— Brief —
Keep every line of the data below that has the string "Night" and present those lines.

[Recorded data]
________________________________________
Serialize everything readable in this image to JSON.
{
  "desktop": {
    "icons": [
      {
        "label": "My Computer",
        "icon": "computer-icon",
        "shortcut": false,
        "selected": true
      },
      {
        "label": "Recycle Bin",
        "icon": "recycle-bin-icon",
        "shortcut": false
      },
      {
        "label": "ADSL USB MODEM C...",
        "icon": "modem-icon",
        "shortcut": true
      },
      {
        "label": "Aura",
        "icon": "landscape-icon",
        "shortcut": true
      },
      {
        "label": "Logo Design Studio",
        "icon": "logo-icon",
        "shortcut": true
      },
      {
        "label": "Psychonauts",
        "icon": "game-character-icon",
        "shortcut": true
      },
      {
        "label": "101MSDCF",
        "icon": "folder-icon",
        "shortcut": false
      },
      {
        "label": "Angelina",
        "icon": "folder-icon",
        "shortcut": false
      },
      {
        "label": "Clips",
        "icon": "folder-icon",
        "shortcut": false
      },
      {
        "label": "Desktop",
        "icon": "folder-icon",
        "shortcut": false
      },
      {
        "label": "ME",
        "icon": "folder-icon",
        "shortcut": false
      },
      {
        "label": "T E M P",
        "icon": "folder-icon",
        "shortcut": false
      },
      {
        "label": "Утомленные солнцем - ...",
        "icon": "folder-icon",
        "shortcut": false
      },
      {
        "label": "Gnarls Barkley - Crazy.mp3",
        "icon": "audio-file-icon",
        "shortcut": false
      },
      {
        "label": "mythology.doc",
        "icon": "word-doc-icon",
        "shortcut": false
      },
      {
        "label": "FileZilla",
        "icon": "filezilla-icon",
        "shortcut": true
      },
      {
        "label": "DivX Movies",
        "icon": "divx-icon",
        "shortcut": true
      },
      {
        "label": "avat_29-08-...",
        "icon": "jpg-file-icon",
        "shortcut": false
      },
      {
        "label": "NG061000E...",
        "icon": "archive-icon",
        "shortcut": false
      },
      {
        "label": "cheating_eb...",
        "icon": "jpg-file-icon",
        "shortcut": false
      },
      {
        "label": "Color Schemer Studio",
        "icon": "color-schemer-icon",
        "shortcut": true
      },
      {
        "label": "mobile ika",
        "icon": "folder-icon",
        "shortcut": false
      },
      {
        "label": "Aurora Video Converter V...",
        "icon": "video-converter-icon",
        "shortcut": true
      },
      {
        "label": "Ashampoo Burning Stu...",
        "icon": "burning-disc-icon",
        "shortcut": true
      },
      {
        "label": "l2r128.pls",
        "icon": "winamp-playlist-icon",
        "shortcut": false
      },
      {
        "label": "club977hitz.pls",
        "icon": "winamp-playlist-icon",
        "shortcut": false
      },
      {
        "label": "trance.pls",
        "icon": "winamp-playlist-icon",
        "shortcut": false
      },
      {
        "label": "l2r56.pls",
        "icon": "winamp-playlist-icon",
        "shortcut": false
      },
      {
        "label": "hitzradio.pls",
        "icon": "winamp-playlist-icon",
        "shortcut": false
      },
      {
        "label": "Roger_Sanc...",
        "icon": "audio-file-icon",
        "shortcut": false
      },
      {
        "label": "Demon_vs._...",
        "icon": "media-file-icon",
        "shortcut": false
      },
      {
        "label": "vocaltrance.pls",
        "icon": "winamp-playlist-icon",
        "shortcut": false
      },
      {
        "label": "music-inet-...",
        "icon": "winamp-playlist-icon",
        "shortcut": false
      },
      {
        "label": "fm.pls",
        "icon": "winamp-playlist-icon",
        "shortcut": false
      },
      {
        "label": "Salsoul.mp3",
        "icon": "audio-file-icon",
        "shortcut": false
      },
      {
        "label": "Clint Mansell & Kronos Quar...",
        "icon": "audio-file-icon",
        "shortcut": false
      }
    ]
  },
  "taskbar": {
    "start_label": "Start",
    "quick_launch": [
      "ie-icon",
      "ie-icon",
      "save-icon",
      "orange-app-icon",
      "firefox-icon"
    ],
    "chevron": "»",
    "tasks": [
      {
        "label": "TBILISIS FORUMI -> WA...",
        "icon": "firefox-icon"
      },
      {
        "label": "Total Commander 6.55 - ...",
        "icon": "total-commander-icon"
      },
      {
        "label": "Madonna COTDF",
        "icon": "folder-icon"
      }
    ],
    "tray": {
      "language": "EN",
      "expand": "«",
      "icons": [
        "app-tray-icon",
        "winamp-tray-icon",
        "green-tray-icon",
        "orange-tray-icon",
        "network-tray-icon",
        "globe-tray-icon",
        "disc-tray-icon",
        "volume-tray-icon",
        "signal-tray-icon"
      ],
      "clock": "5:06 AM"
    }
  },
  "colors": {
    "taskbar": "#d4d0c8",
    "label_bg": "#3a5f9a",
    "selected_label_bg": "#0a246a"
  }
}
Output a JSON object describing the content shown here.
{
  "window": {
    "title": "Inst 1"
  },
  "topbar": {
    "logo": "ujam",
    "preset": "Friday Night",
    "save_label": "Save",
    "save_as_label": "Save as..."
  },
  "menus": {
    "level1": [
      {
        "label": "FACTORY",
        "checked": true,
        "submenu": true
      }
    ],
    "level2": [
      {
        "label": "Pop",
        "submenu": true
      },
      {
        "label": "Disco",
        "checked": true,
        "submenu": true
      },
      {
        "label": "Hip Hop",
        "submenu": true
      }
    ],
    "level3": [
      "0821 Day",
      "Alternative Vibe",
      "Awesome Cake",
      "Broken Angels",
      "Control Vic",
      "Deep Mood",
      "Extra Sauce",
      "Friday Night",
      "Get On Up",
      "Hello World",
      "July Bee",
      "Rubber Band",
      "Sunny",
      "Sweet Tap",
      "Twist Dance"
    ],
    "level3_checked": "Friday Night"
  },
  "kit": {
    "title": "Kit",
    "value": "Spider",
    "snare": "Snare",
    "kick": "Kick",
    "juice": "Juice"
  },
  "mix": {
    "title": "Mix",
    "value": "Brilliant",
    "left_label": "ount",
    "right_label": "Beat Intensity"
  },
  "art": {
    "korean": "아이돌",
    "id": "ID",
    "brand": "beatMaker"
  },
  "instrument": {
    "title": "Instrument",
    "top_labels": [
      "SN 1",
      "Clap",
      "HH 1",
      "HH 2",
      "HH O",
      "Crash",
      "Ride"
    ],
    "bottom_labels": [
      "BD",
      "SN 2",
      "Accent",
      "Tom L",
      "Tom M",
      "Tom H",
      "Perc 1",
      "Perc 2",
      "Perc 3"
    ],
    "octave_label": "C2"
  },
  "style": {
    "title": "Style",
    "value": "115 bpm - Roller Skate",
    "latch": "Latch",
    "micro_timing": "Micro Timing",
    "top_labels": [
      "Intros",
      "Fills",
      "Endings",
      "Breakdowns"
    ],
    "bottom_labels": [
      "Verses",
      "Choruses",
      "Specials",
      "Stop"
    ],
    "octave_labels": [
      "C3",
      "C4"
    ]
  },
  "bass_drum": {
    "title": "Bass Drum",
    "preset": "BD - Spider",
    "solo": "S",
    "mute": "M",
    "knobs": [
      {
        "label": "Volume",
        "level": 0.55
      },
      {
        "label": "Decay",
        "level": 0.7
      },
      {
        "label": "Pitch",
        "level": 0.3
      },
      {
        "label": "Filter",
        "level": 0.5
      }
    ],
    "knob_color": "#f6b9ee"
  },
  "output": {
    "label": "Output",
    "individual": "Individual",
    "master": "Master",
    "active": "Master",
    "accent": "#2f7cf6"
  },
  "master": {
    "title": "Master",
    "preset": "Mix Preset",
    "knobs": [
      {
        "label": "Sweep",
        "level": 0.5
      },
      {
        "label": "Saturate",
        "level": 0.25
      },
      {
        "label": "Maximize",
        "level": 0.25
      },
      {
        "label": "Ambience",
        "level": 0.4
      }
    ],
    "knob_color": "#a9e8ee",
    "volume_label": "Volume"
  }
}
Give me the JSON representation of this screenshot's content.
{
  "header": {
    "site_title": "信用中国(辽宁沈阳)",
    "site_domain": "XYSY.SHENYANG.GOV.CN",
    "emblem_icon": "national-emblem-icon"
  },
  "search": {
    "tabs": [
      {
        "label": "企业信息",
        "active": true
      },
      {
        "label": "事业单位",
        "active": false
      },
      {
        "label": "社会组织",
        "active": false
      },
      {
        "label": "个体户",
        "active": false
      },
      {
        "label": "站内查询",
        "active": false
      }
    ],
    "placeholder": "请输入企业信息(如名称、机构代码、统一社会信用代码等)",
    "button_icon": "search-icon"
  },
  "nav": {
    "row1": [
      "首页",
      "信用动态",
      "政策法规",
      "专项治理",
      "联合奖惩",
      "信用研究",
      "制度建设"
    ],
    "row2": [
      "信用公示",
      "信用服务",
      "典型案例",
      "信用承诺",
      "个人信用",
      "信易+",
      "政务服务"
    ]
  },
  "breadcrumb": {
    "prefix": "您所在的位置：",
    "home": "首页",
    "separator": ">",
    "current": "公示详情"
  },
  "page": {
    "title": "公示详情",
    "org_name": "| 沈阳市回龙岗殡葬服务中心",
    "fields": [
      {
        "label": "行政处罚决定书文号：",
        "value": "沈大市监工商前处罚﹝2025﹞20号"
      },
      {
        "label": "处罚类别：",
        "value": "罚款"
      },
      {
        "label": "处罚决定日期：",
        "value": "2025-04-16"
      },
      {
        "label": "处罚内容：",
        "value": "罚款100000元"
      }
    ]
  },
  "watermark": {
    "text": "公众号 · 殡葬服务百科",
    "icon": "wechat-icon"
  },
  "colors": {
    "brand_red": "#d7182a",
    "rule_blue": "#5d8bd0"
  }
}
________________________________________
— Result —
    "preset": "Friday Night",
      "Friday Night",
    "level3_checked": "Friday Night"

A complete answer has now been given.